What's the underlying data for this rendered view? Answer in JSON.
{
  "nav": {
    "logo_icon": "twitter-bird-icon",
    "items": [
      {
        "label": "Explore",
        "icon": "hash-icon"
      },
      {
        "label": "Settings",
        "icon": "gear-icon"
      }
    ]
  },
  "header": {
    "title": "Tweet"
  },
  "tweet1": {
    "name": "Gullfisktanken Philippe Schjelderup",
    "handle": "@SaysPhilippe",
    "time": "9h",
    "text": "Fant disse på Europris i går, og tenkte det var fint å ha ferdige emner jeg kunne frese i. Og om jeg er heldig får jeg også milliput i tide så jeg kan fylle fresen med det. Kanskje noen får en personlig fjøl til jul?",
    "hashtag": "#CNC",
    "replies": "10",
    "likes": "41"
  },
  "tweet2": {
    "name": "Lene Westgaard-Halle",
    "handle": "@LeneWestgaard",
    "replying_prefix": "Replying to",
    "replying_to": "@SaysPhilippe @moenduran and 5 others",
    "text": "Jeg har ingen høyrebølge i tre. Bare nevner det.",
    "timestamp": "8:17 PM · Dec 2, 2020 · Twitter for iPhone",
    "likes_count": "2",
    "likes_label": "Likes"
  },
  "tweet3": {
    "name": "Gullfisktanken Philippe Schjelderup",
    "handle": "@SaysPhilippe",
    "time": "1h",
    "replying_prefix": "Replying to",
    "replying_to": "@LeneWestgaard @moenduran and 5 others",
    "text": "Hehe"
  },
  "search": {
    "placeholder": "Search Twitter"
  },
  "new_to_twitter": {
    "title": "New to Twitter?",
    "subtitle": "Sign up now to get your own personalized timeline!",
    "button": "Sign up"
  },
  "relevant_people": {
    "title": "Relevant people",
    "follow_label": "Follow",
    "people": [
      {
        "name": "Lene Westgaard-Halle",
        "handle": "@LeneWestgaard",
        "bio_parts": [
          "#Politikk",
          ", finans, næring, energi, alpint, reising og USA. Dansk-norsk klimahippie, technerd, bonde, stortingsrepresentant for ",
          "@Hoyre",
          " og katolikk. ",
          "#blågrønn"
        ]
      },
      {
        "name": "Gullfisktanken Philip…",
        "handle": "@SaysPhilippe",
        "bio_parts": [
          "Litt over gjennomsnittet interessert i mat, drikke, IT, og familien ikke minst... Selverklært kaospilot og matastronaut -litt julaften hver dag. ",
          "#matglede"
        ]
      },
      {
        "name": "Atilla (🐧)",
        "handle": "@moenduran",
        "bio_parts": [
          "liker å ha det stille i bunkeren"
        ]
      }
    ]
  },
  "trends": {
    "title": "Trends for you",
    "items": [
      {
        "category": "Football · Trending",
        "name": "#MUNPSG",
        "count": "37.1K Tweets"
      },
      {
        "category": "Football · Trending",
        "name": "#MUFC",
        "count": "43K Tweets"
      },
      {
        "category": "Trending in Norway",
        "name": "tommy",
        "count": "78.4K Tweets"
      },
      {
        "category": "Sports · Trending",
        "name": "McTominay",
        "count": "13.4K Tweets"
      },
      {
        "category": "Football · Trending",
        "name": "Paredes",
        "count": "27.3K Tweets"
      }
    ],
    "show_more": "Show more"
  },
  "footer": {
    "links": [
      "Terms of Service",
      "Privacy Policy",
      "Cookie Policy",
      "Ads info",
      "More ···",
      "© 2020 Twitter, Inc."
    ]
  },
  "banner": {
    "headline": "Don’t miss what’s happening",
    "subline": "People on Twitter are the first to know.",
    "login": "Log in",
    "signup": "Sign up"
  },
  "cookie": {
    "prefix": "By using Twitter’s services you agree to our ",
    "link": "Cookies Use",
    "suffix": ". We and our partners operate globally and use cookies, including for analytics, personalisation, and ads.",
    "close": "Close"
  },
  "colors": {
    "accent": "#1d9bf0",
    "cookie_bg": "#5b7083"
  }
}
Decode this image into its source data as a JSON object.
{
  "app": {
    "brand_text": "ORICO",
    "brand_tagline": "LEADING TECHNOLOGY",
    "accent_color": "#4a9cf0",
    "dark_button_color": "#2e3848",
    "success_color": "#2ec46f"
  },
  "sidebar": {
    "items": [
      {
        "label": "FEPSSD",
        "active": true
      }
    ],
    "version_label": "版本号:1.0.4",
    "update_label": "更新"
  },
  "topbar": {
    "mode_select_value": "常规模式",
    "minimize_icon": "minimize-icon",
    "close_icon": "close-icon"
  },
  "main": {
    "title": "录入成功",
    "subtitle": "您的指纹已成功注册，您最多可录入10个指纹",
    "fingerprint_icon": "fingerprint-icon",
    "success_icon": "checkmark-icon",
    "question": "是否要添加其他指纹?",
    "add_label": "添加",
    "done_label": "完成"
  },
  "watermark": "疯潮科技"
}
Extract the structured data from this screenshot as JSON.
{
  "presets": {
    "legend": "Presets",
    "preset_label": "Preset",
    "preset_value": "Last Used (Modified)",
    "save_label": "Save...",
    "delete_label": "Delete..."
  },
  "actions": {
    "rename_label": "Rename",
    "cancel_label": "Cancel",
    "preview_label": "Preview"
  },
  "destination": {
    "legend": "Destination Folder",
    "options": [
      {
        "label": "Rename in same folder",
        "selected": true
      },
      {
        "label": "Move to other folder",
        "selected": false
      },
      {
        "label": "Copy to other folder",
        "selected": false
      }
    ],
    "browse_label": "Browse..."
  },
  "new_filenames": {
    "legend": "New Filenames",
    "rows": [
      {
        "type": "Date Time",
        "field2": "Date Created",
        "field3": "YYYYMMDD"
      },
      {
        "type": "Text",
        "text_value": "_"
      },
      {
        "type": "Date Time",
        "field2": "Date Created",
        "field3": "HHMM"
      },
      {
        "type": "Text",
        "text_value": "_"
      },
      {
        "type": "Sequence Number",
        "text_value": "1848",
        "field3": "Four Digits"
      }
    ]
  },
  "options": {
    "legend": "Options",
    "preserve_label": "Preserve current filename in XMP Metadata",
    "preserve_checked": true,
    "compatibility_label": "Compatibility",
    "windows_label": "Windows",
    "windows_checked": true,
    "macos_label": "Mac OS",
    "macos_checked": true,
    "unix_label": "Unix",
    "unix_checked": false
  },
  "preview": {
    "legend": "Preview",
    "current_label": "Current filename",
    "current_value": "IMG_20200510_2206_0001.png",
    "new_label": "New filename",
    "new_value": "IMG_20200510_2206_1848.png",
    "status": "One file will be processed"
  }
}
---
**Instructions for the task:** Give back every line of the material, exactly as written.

**Written response:**
What's the underlying data for this rendered view? Answer in JSON.
{
  "nav": {
    "logo_icon": "twitter-bird-icon",
    "items": [
      {
        "label": "Explore",
        "icon": "hash-icon"
      },
      {
        "label": "Settings",
        "icon": "gear-icon"
      }
    ]
  },
  "header": {
    "title": "Tweet"
  },
  "tweet1": {
    "name": "Gullfisktanken Philippe Schjelderup",
    "handle": "@SaysPhilippe",
    "time": "9h",
    "text": "Fant disse på Europris i går, og tenkte det var fint å ha ferdige emner jeg kunne frese i. Og om jeg er heldig får jeg også milliput i tide så jeg kan fylle fresen med det. Kanskje noen får en personlig fjøl til jul?",
    "hashtag": "#CNC",
    "replies": "10",
    "likes": "41"
  },
  "tweet2": {
    "name": "Lene Westgaard-Halle",
    "handle": "@LeneWestgaard",
    "replying_prefix": "Replying to",
    "replying_to": "@SaysPhilippe @moenduran and 5 others",
    "text": "Jeg har ingen høyrebølge i tre. Bare nevner det.",
    "timestamp": "8:17 PM · Dec 2, 2020 · Twitter for iPhone",
    "likes_count": "2",
    "likes_label": "Likes"
  },
  "tweet3": {
    "name": "Gullfisktanken Philippe Schjelderup",
    "handle": "@SaysPhilippe",
    "time": "1h",
    "replying_prefix": "Replying to",
    "replying_to": "@LeneWestgaard @moenduran and 5 others",
    "text": "Hehe"
  },
  "search": {
    "placeholder": "Search Twitter"
  },
  "new_to_twitter": {
    "title": "New to Twitter?",
    "subtitle": "Sign up now to get your own personalized timeline!",
    "button": "Sign up"
  },
  "relevant_people": {
    "title": "Relevant people",
    "follow_label": "Follow",
    "people": [
      {
        "name": "Lene Westgaard-Halle",
        "handle": "@LeneWestgaard",
        "bio_parts": [
          "#Politikk",
          ", finans, næring, energi, alpint, reising og USA. Dansk-norsk klimahippie, technerd, bonde, stortingsrepresentant for ",
          "@Hoyre",
          " og katolikk. ",
          "#blågrønn"
        ]
      },
      {
        "name": "Gullfisktanken Philip…",
        "handle": "@SaysPhilippe",
        "bio_parts": [
          "Litt over gjennomsnittet interessert i mat, drikke, IT, og familien ikke minst... Selverklært kaospilot og matastronaut -litt julaften hver dag. ",
          "#matglede"
        ]
      },
      {
        "name": "Atilla (🐧)",
        "handle": "@moenduran",
        "bio_parts": [
          "liker å ha det stille i bunkeren"
        ]
      }
    ]
  },
  "trends": {
    "title": "Trends for you",
    "items": [
      {
        "category": "Football · Trending",
        "name": "#MUNPSG",
        "count": "37.1K Tweets"
      },
      {
        "category": "Football · Trending",
        "name": "#MUFC",
        "count": "43K Tweets"
      },
      {
        "category": "Trending in Norway",
        "name": "tommy",
        "count": "78.4K Tweets"
      },
      {
        "category": "Sports · Trending",
        "name": "McTominay",
        "count": "13.4K Tweets"
      },
      {
        "category": "Football · Trending",
        "name": "Paredes",
        "count": "27.3K Tweets"
      }
    ],
    "show_more": "Show more"
  },
  "footer": {
    "links": [
      "Terms of Service",
      "Privacy Policy",
      "Cookie Policy",
      "Ads info",
      "More ···",
      "© 2020 Twitter, Inc."
    ]
  },
  "banner": {
    "headline": "Don’t miss what’s happening",
    "subline": "People on Twitter are the first to know.",
    "login": "Log in",
    "signup": "Sign up"
  },
  "cookie": {
    "prefix": "By using Twitter’s services you agree to our ",
    "link": "Cookies Use",
    "suffix": ". We and our partners operate globally and use cookies, including for analytics, personalisation, and ads.",
    "close": "Close"
  },
  "colors": {
    "accent": "#1d9bf0",
    "cookie_bg": "#5b7083"
  }
}
Decode this image into its source data as a JSON object.
{
  "app": {
    "brand_text": "ORICO",
    "brand_tagline": "LEADING TECHNOLOGY",
    "accent_color": "#4a9cf0",
    "dark_button_color": "#2e3848",
    "success_color": "#2ec46f"
  },
  "sidebar": {
    "items": [
      {
        "label": "FEPSSD",
        "active": true
      }
    ],
    "version_label": "版本号:1.0.4",
    "update_label": "更新"
  },
  "topbar": {
    "mode_select_value": "常规模式",
    "minimize_icon": "minimize-icon",
    "close_icon": "close-icon"
  },
  "main": {
    "title": "录入成功",
    "subtitle": "您的指纹已成功注册，您最多可录入10个指纹",
    "fingerprint_icon": "fingerprint-icon",
    "success_icon": "checkmark-icon",
    "question": "是否要添加其他指纹?",
    "add_label": "添加",
    "done_label": "完成"
  },
  "watermark": "疯潮科技"
}
Extract the structured data from this screenshot as JSON.
{
  "presets": {
    "legend": "Presets",
    "preset_label": "Preset",
    "preset_value": "Last Used (Modified)",
    "save_label": "Save...",
    "delete_label": "Delete..."
  },
  "actions": {
    "rename_label": "Rename",
    "cancel_label": "Cancel",
    "preview_label": "Preview"
  },
  "destination": {
    "legend": "Destination Folder",
    "options": [
      {
        "label": "Rename in same folder",
        "selected": true
      },
      {
        "label": "Move to other folder",
        "selected": false
      },
      {
        "label": "Copy to other folder",
        "selected": false
      }
    ],
    "browse_label": "Browse..."
  },
  "new_filenames": {
    "legend": "New Filenames",
    "rows": [
      {
        "type": "Date Time",
        "field2": "Date Created",
        "field3": "YYYYMMDD"
      },
      {
        "type": "Text",
        "text_value": "_"
      },
      {
        "type": "Date Time",
        "field2": "Date Created",
        "field3": "HHMM"
      },
      {
        "type": "Text",
        "text_value": "_"
      },
      {
        "type": "Sequence Number",
        "text_value": "1848",
        "field3": "Four Digits"
      }
    ]
  },
  "options": {
    "legend": "Options",
    "preserve_label": "Preserve current filename in XMP Metadata",
    "preserve_checked": true,
    "compatibility_label": "Compatibility",
    "windows_label": "Windows",
    "windows_checked": true,
    "macos_label": "Mac OS",
    "macos_checked": true,
    "unix_label": "Unix",
    "unix_checked": false
  },
  "preview": {
    "legend": "Preview",
    "current_label": "Current filename",
    "current_value": "IMG_20200510_2206_0001.png",
    "new_label": "New filename",
    "new_value": "IMG_20200510_2206_1848.png",
    "status": "One file will be processed"
  }
}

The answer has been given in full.